- What is expected -
Output every record exactly and leave each picture out.
━━ Record set
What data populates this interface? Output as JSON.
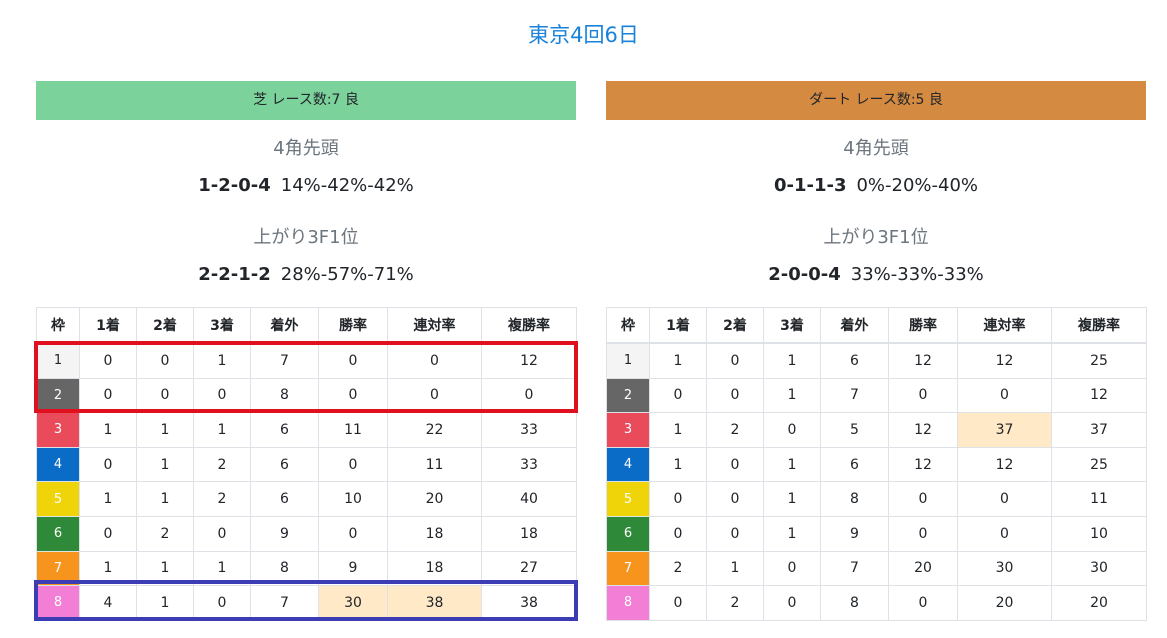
{
  "page_title": "東京4回6日",
  "headers": [
    "枠",
    "1着",
    "2着",
    "3着",
    "着外",
    "勝率",
    "連対率",
    "複勝率"
  ],
  "waku_colors": {
    "1": {
      "bg": "#f4f4f4",
      "fg": "#212529"
    },
    "2": {
      "bg": "#666666",
      "fg": "#ffffff"
    },
    "3": {
      "bg": "#ea4b5b",
      "fg": "#ffffff"
    },
    "4": {
      "bg": "#0b6cc8",
      "fg": "#ffffff"
    },
    "5": {
      "bg": "#f0d40a",
      "fg": "#ffffff"
    },
    "6": {
      "bg": "#2e8a38",
      "fg": "#ffffff"
    },
    "7": {
      "bg": "#f7941d",
      "fg": "#ffffff"
    },
    "8": {
      "bg": "#f27ed6",
      "fg": "#ffffff"
    }
  },
  "highlight_color": "#ffe9c7",
  "turf": {
    "band_label": "芝 レース数:7 良",
    "band_color": "#7bd29b",
    "corner_label": "4角先頭",
    "corner_record": "1-2-0-4",
    "corner_rates": "14%-42%-42%",
    "last3f_label": "上がり3F1位",
    "last3f_record": "2-2-1-2",
    "last3f_rates": "28%-57%-71%",
    "rows": [
      {
        "waku": "1",
        "cells": [
          "0",
          "0",
          "1",
          "7",
          "0",
          "0",
          "12"
        ],
        "hl": []
      },
      {
        "waku": "2",
        "cells": [
          "0",
          "0",
          "0",
          "8",
          "0",
          "0",
          "0"
        ],
        "hl": []
      },
      {
        "waku": "3",
        "cells": [
          "1",
          "1",
          "1",
          "6",
          "11",
          "22",
          "33"
        ],
        "hl": []
      },
      {
        "waku": "4",
        "cells": [
          "0",
          "1",
          "2",
          "6",
          "0",
          "11",
          "33"
        ],
        "hl": []
      },
      {
        "waku": "5",
        "cells": [
          "1",
          "1",
          "2",
          "6",
          "10",
          "20",
          "40"
        ],
        "hl": []
      },
      {
        "waku": "6",
        "cells": [
          "0",
          "2",
          "0",
          "9",
          "0",
          "18",
          "18"
        ],
        "hl": []
      },
      {
        "waku": "7",
        "cells": [
          "1",
          "1",
          "1",
          "8",
          "9",
          "18",
          "27"
        ],
        "hl": []
      },
      {
        "waku": "8",
        "cells": [
          "4",
          "1",
          "0",
          "7",
          "30",
          "38",
          "38"
        ],
        "hl": [
          4,
          5
        ]
      }
    ]
  },
  "dirt": {
    "band_label": "ダート レース数:5 良",
    "band_color": "#d48a40",
    "corner_label": "4角先頭",
    "corner_record": "0-1-1-3",
    "corner_rates": "0%-20%-40%",
    "last3f_label": "上がり3F1位",
    "last3f_record": "2-0-0-4",
    "last3f_rates": "33%-33%-33%",
    "rows": [
      {
        "waku": "1",
        "cells": [
          "1",
          "0",
          "1",
          "6",
          "12",
          "12",
          "25"
        ],
        "hl": []
      },
      {
        "waku": "2",
        "cells": [
          "0",
          "0",
          "1",
          "7",
          "0",
          "0",
          "12"
        ],
        "hl": []
      },
      {
        "waku": "3",
        "cells": [
          "1",
          "2",
          "0",
          "5",
          "12",
          "37",
          "37"
        ],
        "hl": [
          5
        ]
      },
      {
        "waku": "4",
        "cells": [
          "1",
          "0",
          "1",
          "6",
          "12",
          "12",
          "25"
        ],
        "hl": []
      },
      {
        "waku": "5",
        "cells": [
          "0",
          "0",
          "1",
          "8",
          "0",
          "0",
          "11"
        ],
        "hl": []
      },
      {
        "waku": "6",
        "cells": [
          "0",
          "0",
          "1",
          "9",
          "0",
          "0",
          "10"
        ],
        "hl": []
      },
      {
        "waku": "7",
        "cells": [
          "2",
          "1",
          "0",
          "7",
          "20",
          "30",
          "30"
        ],
        "hl": []
      },
      {
        "waku": "8",
        "cells": [
          "0",
          "2",
          "0",
          "8",
          "0",
          "20",
          "20"
        ],
        "hl": []
      }
    ]
  }
}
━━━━
- Problem solution -
What data populates this interface? Output as JSON.
{
  "page_title": "東京4回6日",
  "headers": [
    "枠",
    "1着",
    "2着",
    "3着",
    "着外",
    "勝率",
    "連対率",
    "複勝率"
  ],
  "waku_colors": {
    "1": {
      "bg": "#f4f4f4",
      "fg": "#212529"
    },
    "2": {
      "bg": "#666666",
      "fg": "#ffffff"
    },
    "3": {
      "bg": "#ea4b5b",
      "fg": "#ffffff"
    },
    "4": {
      "bg": "#0b6cc8",
      "fg": "#ffffff"
    },
    "5": {
      "bg": "#f0d40a",
      "fg": "#ffffff"
    },
    "6": {
      "bg": "#2e8a38",
      "fg": "#ffffff"
    },
    "7": {
      "bg": "#f7941d",
      "fg": "#ffffff"
    },
    "8": {
      "bg": "#f27ed6",
      "fg": "#ffffff"
    }
  },
  "highlight_color": "#ffe9c7",
  "turf": {
    "band_label": "芝 レース数:7 良",
    "band_color": "#7bd29b",
    "corner_label": "4角先頭",
    "corner_record": "1-2-0-4",
    "corner_rates": "14%-42%-42%",
    "last3f_label": "上がり3F1位",
    "last3f_record": "2-2-1-2",
    "last3f_rates": "28%-57%-71%",
    "rows": [
      {
        "waku": "1",
        "cells": [
          "0",
          "0",
          "1",
          "7",
          "0",
          "0",
          "12"
        ],
        "hl": []
      },
      {
        "waku": "2",
        "cells": [
          "0",
          "0",
          "0",
          "8",
          "0",
          "0",
          "0"
        ],
        "hl": []
      },
      {
        "waku": "3",
        "cells": [
          "1",
          "1",
          "1",
          "6",
          "11",
          "22",
          "33"
        ],
        "hl": []
      },
      {
        "waku": "4",
        "cells": [
          "0",
          "1",
          "2",
          "6",
          "0",
          "11",
          "33"
        ],
        "hl": []
      },
      {
        "waku": "5",
        "cells": [
          "1",
          "1",
          "2",
          "6",
          "10",
          "20",
          "40"
        ],
        "hl": []
      },
      {
        "waku": "6",
        "cells": [
          "0",
          "2",
          "0",
          "9",
          "0",
          "18",
          "18"
        ],
        "hl": []
      },
      {
        "waku": "7",
        "cells": [
          "1",
          "1",
          "1",
          "8",
          "9",
          "18",
          "27"
        ],
        "hl": []
      },
      {
        "waku": "8",
        "cells": [
          "4",
          "1",
          "0",
          "7",
          "30",
          "38",
          "38"
        ],
        "hl": [
          4,
          5
        ]
      }
    ]
  },
  "dirt": {
    "band_label": "ダート レース数:5 良",
    "band_color": "#d48a40",
    "corner_label": "4角先頭",
    "corner_record": "0-1-1-3",
    "corner_rates": "0%-20%-40%",
    "last3f_label": "上がり3F1位",
    "last3f_record": "2-0-0-4",
    "last3f_rates": "33%-33%-33%",
    "rows": [
      {
        "waku": "1",
        "cells": [
          "1",
          "0",
          "1",
          "6",
          "12",
          "12",
          "25"
        ],
        "hl": []
      },
      {
        "waku": "2",
        "cells": [
          "0",
          "0",
          "1",
          "7",
          "0",
          "0",
          "12"
        ],
        "hl": []
      },
      {
        "waku": "3",
        "cells": [
          "1",
          "2",
          "0",
          "5",
          "12",
          "37",
          "37"
        ],
        "hl": [
          5
        ]
      },
      {
        "waku": "4",
        "cells": [
          "1",
          "0",
          "1",
          "6",
          "12",
          "12",
          "25"
        ],
        "hl": []
      },
      {
        "waku": "5",
        "cells": [
          "0",
          "0",
          "1",
          "8",
          "0",
          "0",
          "11"
        ],
        "hl": []
      },
      {
        "waku": "6",
        "cells": [
          "0",
          "0",
          "1",
          "9",
          "0",
          "0",
          "10"
        ],
        "hl": []
      },
      {
        "waku": "7",
        "cells": [
          "2",
          "1",
          "0",
          "7",
          "20",
          "30",
          "30"
        ],
        "hl": []
      },
      {
        "waku": "8",
        "cells": [
          "0",
          "2",
          "0",
          "8",
          "0",
          "20",
          "20"
        ],
        "hl": []
      }
    ]
  }
}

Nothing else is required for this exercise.